Johnson, an impressive rookie from Colorado State, might be headed for the practice squad so that Bennett can get some carries as a Charger this year. Bennett was signed prior to the playoffs last year as a free agent, and he’s been a pretty good player over his career, but not quite good enough for anyone to hold onto him. He actually just has been unlucky, as pretty much everywhere he went, he ran into a top talent that he did not realize he would be competition with when he signed. Johnson probably will be plucked from the practice squad by some team with an injury. The 4th rounder that was spent on Johnson though might imply that the Chargers will keep both these guys for depth, and make their cut downs elsewhere.
Defensive end: Ryon Bingham vs. Jacques Cesaire
Cesaire was a starter back before the team had Luis Castillo, he makes a better backup anyway. It’s Bingham’s job to lose, and as a backup on the Chargers for five years, it’s darn near about time.
Linebacker: Brandon Siler vs. Darry Beckwith
Beckwith shocked plenty of league observers by falling from a 2nd or 3rd round projection to the status of undrafted, but in San Diego, he finds a team desperate for depth at the inside linebacker position.

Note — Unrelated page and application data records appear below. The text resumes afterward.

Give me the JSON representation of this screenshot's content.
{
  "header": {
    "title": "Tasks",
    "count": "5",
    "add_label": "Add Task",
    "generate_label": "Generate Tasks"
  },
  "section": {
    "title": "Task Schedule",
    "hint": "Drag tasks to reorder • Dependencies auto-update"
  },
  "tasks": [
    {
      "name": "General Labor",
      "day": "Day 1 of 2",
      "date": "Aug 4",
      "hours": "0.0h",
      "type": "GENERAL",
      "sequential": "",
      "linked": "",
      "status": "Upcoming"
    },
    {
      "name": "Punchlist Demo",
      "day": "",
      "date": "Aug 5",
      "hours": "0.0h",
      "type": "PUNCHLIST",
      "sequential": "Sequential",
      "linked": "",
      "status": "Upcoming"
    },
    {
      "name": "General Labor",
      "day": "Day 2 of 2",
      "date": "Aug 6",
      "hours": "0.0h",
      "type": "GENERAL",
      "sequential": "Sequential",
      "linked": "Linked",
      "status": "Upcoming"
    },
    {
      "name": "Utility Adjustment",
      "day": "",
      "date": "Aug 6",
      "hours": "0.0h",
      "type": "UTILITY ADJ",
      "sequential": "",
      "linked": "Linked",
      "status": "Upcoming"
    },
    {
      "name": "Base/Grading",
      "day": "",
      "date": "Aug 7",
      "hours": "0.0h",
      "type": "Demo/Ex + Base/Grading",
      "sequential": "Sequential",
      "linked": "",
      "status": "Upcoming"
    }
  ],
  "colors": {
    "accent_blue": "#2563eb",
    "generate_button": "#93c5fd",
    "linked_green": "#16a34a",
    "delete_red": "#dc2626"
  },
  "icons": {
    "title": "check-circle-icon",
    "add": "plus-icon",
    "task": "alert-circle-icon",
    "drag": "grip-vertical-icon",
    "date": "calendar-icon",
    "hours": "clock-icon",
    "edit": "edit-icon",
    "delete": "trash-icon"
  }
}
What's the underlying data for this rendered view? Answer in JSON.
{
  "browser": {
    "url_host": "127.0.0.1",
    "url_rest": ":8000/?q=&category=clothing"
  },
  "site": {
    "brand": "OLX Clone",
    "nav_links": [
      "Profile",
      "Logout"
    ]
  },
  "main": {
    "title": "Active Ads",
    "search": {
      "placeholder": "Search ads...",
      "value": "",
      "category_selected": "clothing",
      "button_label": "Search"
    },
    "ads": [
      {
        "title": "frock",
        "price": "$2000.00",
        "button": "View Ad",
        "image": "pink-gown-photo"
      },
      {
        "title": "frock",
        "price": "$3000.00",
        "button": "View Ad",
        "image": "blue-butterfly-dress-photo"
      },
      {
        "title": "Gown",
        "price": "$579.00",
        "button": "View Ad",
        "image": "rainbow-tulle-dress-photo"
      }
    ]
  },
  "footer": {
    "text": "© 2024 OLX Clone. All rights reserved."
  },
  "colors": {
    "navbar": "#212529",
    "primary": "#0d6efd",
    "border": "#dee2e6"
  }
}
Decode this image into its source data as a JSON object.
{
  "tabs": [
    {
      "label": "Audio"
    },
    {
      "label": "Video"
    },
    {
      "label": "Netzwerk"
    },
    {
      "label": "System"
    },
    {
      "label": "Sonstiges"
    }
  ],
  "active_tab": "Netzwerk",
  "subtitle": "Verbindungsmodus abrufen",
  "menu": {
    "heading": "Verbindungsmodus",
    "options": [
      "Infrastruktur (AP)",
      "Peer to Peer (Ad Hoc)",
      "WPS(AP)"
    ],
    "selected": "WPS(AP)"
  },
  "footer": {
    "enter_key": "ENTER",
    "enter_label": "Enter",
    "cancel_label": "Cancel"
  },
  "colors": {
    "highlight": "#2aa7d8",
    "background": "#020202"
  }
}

He’s probably an ideal fit for a 3-4 scheme, so I like him over Siler who made it onto the roster at the end of last year.
Cornerback: Cletis Gordon vs. Simeon Castille
Castille is a Bengals’ castoff who faces long odds in San Diego against Cletis Gordon, who himself already beat the odds to go from undrafted special teamer to a valuable depth player and a guy who made the starting lineup in December of last year.
Safety: C.J. Spillman vs. Kevin Ellison
Kevin Ellison was a 6th round pick out of USC, but this is an interesting camp battle because Spillman was a projected 4th or 5th rounder from Marshall who a lot of teams had ranked higher than Ellison. It would not at all shock me or the Chargers if Spillman proved to be the better player in camp.
- WR Buster Davis
- TE Kris Wilson
- G/C Scott Mruczkowski
- LB Tim Dobbins
- S Clinton Hart